AIM: The influence of bilateral cochlear implants (CI) and unilateral CI on the self-reported listening effort in standardized situations is being assessed.
SAMPLE AND METHODS: The sample consisted of 34 bilateral and 38 unilateral adult CI users. Unilateral CI users had at least severe hearing loss in the non-implanted ear and had been fitted with a hearing aid. The listening effort has been defined as a subjectively perceived effort in understanding a speaker. Patients were administered a customized questionnaire containing nine examples of listening situations with different demands. The listening effort expended in each situation had to be rated on a six-step scale. Answers were analyzed using repeated measures ANOVA, including the factors "level of background noise," "listening duration," and the covariates "patient age" and "time since CI implantation."
RESULTS: Only the factors "level of background noise" and "listening duration" were significant (p = 0.024 and p = 0.001 respectively). Unilateral versus bilateral CI was not significant (p = 0.17). Nevertheless, bilateral CI users reported a lower degree of listening effort than unilateral users in all of the nine situations asked about in the questionnaire (binomial test: p = 0.002).

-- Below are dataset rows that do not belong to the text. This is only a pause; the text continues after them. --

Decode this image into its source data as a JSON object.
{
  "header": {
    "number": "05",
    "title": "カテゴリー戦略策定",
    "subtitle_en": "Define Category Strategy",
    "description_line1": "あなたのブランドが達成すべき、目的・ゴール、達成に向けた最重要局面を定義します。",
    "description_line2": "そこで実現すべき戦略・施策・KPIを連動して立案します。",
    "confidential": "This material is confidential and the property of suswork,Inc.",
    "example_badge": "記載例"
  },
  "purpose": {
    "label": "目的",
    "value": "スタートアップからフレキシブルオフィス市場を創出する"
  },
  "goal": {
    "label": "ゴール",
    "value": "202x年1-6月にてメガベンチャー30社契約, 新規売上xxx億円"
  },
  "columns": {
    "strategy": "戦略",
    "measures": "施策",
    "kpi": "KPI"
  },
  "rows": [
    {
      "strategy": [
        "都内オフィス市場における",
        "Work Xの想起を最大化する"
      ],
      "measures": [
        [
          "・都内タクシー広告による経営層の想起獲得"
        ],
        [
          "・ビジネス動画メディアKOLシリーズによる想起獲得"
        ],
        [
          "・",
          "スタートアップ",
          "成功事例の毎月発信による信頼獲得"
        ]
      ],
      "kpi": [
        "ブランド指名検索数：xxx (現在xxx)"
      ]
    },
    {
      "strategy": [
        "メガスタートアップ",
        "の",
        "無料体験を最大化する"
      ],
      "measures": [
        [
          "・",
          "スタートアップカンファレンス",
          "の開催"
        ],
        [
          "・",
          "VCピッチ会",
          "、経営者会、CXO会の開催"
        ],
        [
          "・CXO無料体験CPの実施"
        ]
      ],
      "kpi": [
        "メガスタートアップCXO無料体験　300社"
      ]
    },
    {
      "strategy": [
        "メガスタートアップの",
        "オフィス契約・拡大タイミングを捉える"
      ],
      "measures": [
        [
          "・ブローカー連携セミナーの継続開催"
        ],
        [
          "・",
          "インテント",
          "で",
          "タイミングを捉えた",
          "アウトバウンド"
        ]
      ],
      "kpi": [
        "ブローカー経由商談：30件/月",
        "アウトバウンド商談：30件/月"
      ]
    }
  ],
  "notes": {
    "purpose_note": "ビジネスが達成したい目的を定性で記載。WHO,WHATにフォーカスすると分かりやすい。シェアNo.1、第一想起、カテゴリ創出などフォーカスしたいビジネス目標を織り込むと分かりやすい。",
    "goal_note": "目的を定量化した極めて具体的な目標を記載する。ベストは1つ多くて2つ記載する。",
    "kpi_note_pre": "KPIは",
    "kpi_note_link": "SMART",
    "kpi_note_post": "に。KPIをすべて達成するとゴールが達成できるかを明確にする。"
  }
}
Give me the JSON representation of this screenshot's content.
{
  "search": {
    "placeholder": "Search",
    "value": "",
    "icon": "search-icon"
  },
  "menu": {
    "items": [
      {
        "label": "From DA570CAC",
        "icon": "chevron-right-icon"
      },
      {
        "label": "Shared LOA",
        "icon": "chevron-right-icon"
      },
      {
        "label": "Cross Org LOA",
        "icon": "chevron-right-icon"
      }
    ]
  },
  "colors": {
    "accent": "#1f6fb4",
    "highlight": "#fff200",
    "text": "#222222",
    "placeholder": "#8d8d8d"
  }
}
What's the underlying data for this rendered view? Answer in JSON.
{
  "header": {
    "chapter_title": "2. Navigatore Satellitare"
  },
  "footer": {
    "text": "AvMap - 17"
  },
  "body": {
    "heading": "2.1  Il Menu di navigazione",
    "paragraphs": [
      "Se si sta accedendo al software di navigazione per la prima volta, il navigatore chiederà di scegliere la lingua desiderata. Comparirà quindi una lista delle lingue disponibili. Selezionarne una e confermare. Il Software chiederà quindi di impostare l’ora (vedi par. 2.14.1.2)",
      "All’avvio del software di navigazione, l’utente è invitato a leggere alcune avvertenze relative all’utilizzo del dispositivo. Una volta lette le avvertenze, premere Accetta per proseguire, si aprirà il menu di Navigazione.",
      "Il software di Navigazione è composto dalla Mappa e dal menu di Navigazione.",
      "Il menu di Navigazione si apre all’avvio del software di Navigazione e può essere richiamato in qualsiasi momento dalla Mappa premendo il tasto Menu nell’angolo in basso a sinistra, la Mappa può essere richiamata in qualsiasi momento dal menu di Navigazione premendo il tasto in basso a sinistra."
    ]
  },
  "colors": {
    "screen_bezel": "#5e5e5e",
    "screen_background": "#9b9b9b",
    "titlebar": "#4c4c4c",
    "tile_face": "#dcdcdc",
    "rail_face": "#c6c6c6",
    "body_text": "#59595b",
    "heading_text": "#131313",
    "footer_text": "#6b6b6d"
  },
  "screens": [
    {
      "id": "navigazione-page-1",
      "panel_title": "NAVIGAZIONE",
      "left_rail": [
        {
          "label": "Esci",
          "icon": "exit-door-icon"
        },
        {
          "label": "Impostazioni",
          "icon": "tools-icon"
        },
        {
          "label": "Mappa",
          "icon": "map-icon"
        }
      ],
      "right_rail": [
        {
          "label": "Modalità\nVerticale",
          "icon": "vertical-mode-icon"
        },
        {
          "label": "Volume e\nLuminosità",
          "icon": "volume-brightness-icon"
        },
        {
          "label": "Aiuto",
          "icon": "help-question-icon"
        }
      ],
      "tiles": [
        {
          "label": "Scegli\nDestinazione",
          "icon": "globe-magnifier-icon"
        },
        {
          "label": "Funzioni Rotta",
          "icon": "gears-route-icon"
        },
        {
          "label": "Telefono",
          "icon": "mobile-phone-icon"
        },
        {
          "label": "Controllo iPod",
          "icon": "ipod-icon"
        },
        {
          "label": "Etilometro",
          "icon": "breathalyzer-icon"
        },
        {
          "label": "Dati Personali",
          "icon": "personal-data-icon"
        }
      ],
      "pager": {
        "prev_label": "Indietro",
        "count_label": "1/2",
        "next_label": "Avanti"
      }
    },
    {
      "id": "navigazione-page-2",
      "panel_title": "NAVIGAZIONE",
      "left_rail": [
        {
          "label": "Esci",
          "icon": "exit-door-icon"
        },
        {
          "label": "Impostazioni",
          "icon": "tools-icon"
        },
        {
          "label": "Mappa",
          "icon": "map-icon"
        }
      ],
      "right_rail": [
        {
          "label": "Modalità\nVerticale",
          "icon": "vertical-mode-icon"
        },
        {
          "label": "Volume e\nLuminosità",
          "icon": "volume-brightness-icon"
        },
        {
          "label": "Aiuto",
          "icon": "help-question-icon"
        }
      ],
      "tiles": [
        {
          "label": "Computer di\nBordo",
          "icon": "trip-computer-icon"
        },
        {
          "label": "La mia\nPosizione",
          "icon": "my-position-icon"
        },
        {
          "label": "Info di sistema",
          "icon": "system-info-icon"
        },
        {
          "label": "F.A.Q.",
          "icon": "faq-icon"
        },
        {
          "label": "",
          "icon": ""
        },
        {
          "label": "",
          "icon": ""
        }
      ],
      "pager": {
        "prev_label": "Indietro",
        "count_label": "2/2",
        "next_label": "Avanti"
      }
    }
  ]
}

DISCUSSION: We conclude that bilateral CI use has some effect on reducing listening effort, but compared with unilateral use the effect is possibly not very great.